EXERCISE BRIEF — Below are records; reply with nothing but the number of lines in them that contain "cast".

SUPPLIED ENTRIES —

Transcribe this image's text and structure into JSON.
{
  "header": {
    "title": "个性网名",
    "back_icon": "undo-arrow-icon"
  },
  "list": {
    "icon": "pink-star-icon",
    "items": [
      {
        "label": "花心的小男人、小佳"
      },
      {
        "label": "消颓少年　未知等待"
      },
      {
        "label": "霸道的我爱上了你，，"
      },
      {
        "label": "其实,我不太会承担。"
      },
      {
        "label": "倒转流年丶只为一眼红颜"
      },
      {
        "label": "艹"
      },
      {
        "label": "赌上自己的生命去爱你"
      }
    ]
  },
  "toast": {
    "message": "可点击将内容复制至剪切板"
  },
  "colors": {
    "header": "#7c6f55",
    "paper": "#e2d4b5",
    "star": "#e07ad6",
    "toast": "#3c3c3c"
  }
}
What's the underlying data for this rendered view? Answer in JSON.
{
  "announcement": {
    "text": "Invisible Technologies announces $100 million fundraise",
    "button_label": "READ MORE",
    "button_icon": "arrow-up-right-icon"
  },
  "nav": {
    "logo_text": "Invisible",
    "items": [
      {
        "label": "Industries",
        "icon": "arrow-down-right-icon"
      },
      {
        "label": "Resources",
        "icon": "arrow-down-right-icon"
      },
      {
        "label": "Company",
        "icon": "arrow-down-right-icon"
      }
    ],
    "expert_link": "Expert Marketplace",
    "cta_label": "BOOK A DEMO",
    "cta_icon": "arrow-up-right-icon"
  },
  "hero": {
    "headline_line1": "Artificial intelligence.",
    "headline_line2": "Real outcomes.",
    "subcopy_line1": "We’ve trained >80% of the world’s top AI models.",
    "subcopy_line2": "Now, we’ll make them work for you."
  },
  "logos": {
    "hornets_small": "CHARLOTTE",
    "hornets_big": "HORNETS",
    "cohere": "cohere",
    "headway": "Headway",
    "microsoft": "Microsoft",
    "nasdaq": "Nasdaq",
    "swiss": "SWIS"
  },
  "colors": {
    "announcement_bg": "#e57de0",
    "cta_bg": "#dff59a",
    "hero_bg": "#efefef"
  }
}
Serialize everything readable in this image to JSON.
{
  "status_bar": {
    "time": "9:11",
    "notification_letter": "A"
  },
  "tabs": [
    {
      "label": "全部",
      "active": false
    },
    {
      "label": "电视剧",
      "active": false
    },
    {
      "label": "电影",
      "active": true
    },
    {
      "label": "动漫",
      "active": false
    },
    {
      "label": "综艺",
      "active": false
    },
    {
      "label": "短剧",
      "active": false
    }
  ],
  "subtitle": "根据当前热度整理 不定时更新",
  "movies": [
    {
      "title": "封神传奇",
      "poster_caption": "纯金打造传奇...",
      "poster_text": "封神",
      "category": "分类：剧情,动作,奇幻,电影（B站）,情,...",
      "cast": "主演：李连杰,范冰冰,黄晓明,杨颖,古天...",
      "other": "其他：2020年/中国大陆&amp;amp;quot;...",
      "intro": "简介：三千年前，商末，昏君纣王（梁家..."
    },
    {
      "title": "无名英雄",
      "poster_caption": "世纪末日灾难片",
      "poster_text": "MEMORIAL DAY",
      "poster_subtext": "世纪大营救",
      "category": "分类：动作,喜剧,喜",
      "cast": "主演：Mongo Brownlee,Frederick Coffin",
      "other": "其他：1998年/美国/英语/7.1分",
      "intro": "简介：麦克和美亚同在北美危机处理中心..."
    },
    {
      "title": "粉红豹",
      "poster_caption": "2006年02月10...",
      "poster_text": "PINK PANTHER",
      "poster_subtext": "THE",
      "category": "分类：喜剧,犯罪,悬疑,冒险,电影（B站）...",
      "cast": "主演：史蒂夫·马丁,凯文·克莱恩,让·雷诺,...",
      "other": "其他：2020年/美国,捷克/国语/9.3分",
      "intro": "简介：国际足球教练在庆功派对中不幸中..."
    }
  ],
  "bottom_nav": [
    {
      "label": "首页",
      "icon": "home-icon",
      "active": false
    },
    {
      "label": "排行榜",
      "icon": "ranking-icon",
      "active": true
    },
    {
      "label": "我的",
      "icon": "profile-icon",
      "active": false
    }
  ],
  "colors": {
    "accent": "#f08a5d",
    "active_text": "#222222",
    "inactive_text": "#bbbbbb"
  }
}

ANSWER TO THIS EXERCISE — 3